Several other films this fall will also tell familiar stories using modern faces, starting with today's debut of "The Four Feathers," about the British colonization of Sudan. Later this fall, remakes of the 1974 Italian movie "Swept Away" starring Madonna, a retelling of "Tuck Everlasting," and "Treasure Planet" "Treasure Island" set in space will try to woo new audiences or stir a sense of nostalgia using stories that have successful track records.
While film buffs may cringe at the heresy of any one trying to step into Audrey Hepburn's Givenchy heels, studios see remakes as a smart business decision. They have a ready-made story that's already proved it can attract an audience.
"There has always been a reworking of the classics. If it works once, it might work twice," says Les Friedman, a film lecturer at Northwestern University in Evanston, Ill. The irony is, that it almost never does as well as the first release, he says.
And remakes can come with a stigma that filmmakers lack originality. As a result, some try to downplay the original film as in the case of next month's "Red Dragon," the prequel to "Silence of the Lambs," originally filmed as 1986's "Manhunter."

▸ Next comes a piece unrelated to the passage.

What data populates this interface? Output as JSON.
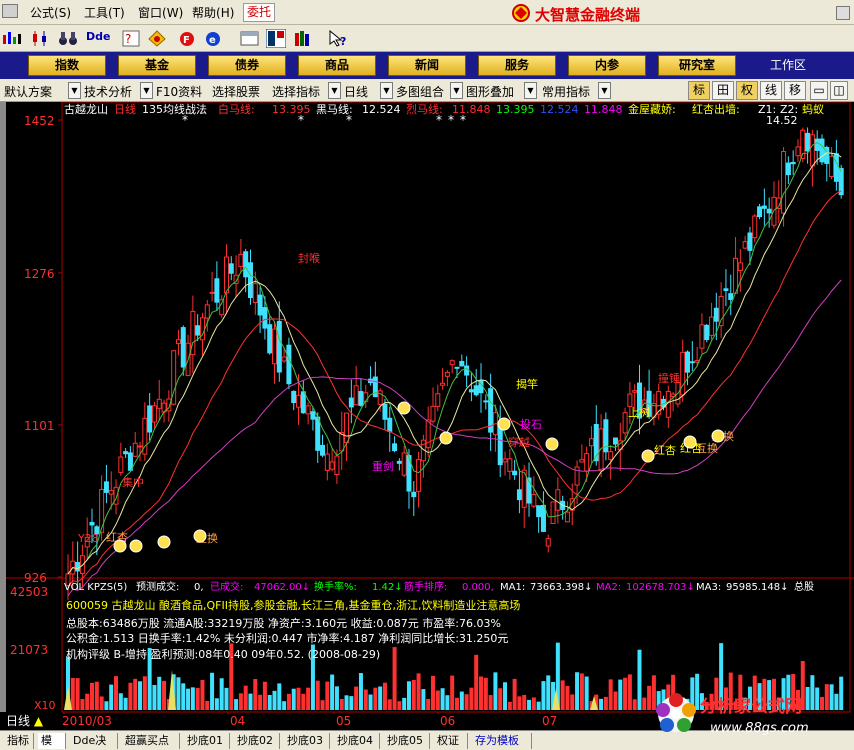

What's new this year is the surge of remakes debuting in the fall, a time of year when studios present their more intelligent fare, says Paul Dergarabedian, head of Exhibitor Relations in Encino, Calif. That may indicate the coming remakes are more thoughtful or character-driven than usual.
It might also portend a conservative era of filmmaking, says Mr. Friedman.
"One of the reasons you make remakes is that you're searching for something comfortable and well known. That might be what people want now," he says.
Or it's at least that's what movie studios may want. Friedman adds that it's not a paucity of imagination, but Hollywood's fear of taking a risk and losing money that often drives remakes.
"[Studios] are putting out products like McDonald's fast-food movies," says John Murphy host of "The Movie World Radio Show" in Los Angeles. "It's easier to go back to an older hit."
Love stories and comedies tend to be remade the most. Audiences love happy endings. The attraction is one of familiarity and comfort.
Hollywood knows this and produces a steady stream of remakes each year.
Though profit is a primary factor, there are other reasons films get remade.
Sometimes modern special effects enable an old story to be told more effectively, says Sandy Camargo, a film instructor at the University of Missouri in Columbia.
The special effects possible today helped Peter Jackson vividly re-create Middle Earth in his first installment of "Lord of the Rings," which won four Oscars. The first version of Tolkien's classic was actually a 1978 animated film.
Another advantage of retelling stories is that sometimes filmmakers can probe issues of race or sexuality because a political climate has changed. Adding modern-day star power can also be a way to introduce a good story to younger audiences who have never seen the original.
Paramount is hoping the fifth release of "Four Feathers," will speak to today's audience. Heath Ledger (see interview, this page) stars as a British officer who resigns from his post. His fiancée and three military friends send him four white feathers as a symbol for cowardice.
"When you look at it from today's point of view, it's an act of great courage to say, 'No, I'm not going to war,' " says director Shekhar Kapur ("Elizabeth").